*Task objective*:
Copy out every record below with complete accuracy.

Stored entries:
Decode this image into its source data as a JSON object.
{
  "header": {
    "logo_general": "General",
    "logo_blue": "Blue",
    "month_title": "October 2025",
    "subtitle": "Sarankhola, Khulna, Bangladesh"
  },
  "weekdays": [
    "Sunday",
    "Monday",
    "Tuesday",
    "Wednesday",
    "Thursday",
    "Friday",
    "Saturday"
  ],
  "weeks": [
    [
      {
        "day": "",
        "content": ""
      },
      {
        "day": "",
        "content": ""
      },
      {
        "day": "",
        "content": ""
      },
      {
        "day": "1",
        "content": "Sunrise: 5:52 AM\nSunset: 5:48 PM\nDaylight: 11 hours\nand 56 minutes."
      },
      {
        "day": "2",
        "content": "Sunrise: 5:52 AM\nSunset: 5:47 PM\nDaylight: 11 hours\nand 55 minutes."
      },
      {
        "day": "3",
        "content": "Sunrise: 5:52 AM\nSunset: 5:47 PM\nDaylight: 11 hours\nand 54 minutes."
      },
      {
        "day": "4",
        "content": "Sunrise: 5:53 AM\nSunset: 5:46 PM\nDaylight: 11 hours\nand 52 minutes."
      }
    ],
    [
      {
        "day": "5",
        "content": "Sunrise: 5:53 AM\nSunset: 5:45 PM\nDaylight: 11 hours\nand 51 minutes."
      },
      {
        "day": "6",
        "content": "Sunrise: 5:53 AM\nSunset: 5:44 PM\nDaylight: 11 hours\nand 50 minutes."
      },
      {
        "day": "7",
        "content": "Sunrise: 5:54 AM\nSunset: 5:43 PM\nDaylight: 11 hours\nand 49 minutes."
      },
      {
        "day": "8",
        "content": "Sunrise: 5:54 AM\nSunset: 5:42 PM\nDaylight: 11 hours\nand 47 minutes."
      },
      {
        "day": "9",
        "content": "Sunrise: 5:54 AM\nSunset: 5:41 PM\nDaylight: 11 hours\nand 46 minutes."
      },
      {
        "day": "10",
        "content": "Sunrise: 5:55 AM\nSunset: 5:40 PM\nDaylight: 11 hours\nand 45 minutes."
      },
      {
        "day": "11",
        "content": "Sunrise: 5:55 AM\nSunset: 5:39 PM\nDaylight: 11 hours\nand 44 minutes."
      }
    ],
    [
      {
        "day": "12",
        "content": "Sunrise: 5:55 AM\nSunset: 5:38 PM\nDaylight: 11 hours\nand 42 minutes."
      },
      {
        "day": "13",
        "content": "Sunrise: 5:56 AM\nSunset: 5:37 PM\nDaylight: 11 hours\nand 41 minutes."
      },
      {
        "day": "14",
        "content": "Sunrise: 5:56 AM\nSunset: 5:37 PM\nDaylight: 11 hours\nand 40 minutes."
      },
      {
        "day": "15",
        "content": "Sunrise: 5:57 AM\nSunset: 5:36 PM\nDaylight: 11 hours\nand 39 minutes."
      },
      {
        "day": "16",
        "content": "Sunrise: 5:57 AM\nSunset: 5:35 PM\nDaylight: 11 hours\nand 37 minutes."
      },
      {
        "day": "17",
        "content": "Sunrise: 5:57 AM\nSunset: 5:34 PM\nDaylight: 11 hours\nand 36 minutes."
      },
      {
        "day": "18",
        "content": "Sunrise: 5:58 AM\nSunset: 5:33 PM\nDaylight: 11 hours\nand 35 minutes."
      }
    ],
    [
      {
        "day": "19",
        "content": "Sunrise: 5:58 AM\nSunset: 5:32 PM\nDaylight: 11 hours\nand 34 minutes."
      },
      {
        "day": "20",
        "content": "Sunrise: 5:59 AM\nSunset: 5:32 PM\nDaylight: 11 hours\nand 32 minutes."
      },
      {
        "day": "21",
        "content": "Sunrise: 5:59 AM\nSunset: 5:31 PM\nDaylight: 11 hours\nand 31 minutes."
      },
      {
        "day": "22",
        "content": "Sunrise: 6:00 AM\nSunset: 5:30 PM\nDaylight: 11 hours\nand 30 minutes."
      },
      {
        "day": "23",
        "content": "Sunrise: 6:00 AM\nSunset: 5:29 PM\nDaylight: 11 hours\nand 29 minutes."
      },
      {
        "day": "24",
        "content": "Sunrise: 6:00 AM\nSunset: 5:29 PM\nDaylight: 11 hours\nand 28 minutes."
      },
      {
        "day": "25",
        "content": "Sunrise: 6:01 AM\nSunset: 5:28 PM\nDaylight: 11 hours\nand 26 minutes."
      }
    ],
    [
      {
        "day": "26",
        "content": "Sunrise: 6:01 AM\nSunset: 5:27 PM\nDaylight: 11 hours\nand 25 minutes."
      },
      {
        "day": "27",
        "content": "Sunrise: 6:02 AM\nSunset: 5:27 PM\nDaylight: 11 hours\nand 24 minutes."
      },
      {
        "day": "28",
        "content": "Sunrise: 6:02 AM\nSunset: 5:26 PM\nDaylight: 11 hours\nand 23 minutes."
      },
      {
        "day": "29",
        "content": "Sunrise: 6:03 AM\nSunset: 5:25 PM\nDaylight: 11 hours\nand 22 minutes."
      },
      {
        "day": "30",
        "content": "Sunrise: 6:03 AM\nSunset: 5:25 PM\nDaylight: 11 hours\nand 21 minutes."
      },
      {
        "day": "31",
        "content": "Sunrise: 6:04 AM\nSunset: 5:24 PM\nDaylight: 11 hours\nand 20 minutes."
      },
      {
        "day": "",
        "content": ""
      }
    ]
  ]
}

*Response box*:
Decode this image into its source data as a JSON object.
{
  "header": {
    "logo_general": "General",
    "logo_blue": "Blue",
    "month_title": "October 2025",
    "subtitle": "Sarankhola, Khulna, Bangladesh"
  },
  "weekdays": [
    "Sunday",
    "Monday",
    "Tuesday",
    "Wednesday",
    "Thursday",
    "Friday",
    "Saturday"
  ],
  "weeks": [
    [
      {
        "day": "",
        "content": ""
      },
      {
        "day": "",
        "content": ""
      },
      {
        "day": "",
        "content": ""
      },
      {
        "day": "1",
        "content": "Sunrise: 5:52 AM\nSunset: 5:48 PM\nDaylight: 11 hours\nand 56 minutes."
      },
      {
        "day": "2",
        "content": "Sunrise: 5:52 AM\nSunset: 5:47 PM\nDaylight: 11 hours\nand 55 minutes."
      },
      {
        "day": "3",
        "content": "Sunrise: 5:52 AM\nSunset: 5:47 PM\nDaylight: 11 hours\nand 54 minutes."
      },
      {
        "day": "4",
        "content": "Sunrise: 5:53 AM\nSunset: 5:46 PM\nDaylight: 11 hours\nand 52 minutes."
      }
    ],
    [
      {
        "day": "5",
        "content": "Sunrise: 5:53 AM\nSunset: 5:45 PM\nDaylight: 11 hours\nand 51 minutes."
      },
      {
        "day": "6",
        "content": "Sunrise: 5:53 AM\nSunset: 5:44 PM\nDaylight: 11 hours\nand 50 minutes."
      },
      {
        "day": "7",
        "content": "Sunrise: 5:54 AM\nSunset: 5:43 PM\nDaylight: 11 hours\nand 49 minutes."
      },
      {
        "day": "8",
        "content": "Sunrise: 5:54 AM\nSunset: 5:42 PM\nDaylight: 11 hours\nand 47 minutes."
      },
      {
        "day": "9",
        "content": "Sunrise: 5:54 AM\nSunset: 5:41 PM\nDaylight: 11 hours\nand 46 minutes."
      },
      {
        "day": "10",
        "content": "Sunrise: 5:55 AM\nSunset: 5:40 PM\nDaylight: 11 hours\nand 45 minutes."
      },
      {
        "day": "11",
        "content": "Sunrise: 5:55 AM\nSunset: 5:39 PM\nDaylight: 11 hours\nand 44 minutes."
      }
    ],
    [
      {
        "day": "12",
        "content": "Sunrise: 5:55 AM\nSunset: 5:38 PM\nDaylight: 11 hours\nand 42 minutes."
      },
      {
        "day": "13",
        "content": "Sunrise: 5:56 AM\nSunset: 5:37 PM\nDaylight: 11 hours\nand 41 minutes."
      },
      {
        "day": "14",
        "content": "Sunrise: 5:56 AM\nSunset: 5:37 PM\nDaylight: 11 hours\nand 40 minutes."
      },
      {
        "day": "15",
        "content": "Sunrise: 5:57 AM\nSunset: 5:36 PM\nDaylight: 11 hours\nand 39 minutes."
      },
      {
        "day": "16",
        "content": "Sunrise: 5:57 AM\nSunset: 5:35 PM\nDaylight: 11 hours\nand 37 minutes."
      },
      {
        "day": "17",
        "content": "Sunrise: 5:57 AM\nSunset: 5:34 PM\nDaylight: 11 hours\nand 36 minutes."
      },
      {
        "day": "18",
        "content": "Sunrise: 5:58 AM\nSunset: 5:33 PM\nDaylight: 11 hours\nand 35 minutes."
      }
    ],
    [
      {
        "day": "19",
        "content": "Sunrise: 5:58 AM\nSunset: 5:32 PM\nDaylight: 11 hours\nand 34 minutes."
      },
      {
        "day": "20",
        "content": "Sunrise: 5:59 AM\nSunset: 5:32 PM\nDaylight: 11 hours\nand 32 minutes."
      },
      {
        "day": "21",
        "content": "Sunrise: 5:59 AM\nSunset: 5:31 PM\nDaylight: 11 hours\nand 31 minutes."
      },
      {
        "day": "22",
        "content": "Sunrise: 6:00 AM\nSunset: 5:30 PM\nDaylight: 11 hours\nand 30 minutes."
      },
      {
        "day": "23",
        "content": "Sunrise: 6:00 AM\nSunset: 5:29 PM\nDaylight: 11 hours\nand 29 minutes."
      },
      {
        "day": "24",
        "content": "Sunrise: 6:00 AM\nSunset: 5:29 PM\nDaylight: 11 hours\nand 28 minutes."
      },
      {
        "day": "25",
        "content": "Sunrise: 6:01 AM\nSunset: 5:28 PM\nDaylight: 11 hours\nand 26 minutes."
      }
    ],
    [
      {
        "day": "26",
        "content": "Sunrise: 6:01 AM\nSunset: 5:27 PM\nDaylight: 11 hours\nand 25 minutes."
      },
      {
        "day": "27",
        "content": "Sunrise: 6:02 AM\nSunset: 5:27 PM\nDaylight: 11 hours\nand 24 minutes."
      },
      {
        "day": "28",
        "content": "Sunrise: 6:02 AM\nSunset: 5:26 PM\nDaylight: 11 hours\nand 23 minutes."
      },
      {
        "day": "29",
        "content": "Sunrise: 6:03 AM\nSunset: 5:25 PM\nDaylight: 11 hours\nand 22 minutes."
      },
      {
        "day": "30",
        "content": "Sunrise: 6:03 AM\nSunset: 5:25 PM\nDaylight: 11 hours\nand 21 minutes."
      },
      {
        "day": "31",
        "content": "Sunrise: 6:04 AM\nSunset: 5:24 PM\nDaylight: 11 hours\nand 20 minutes."
      },
      {
        "day": "",
        "content": ""
      }
    ]
  ]
}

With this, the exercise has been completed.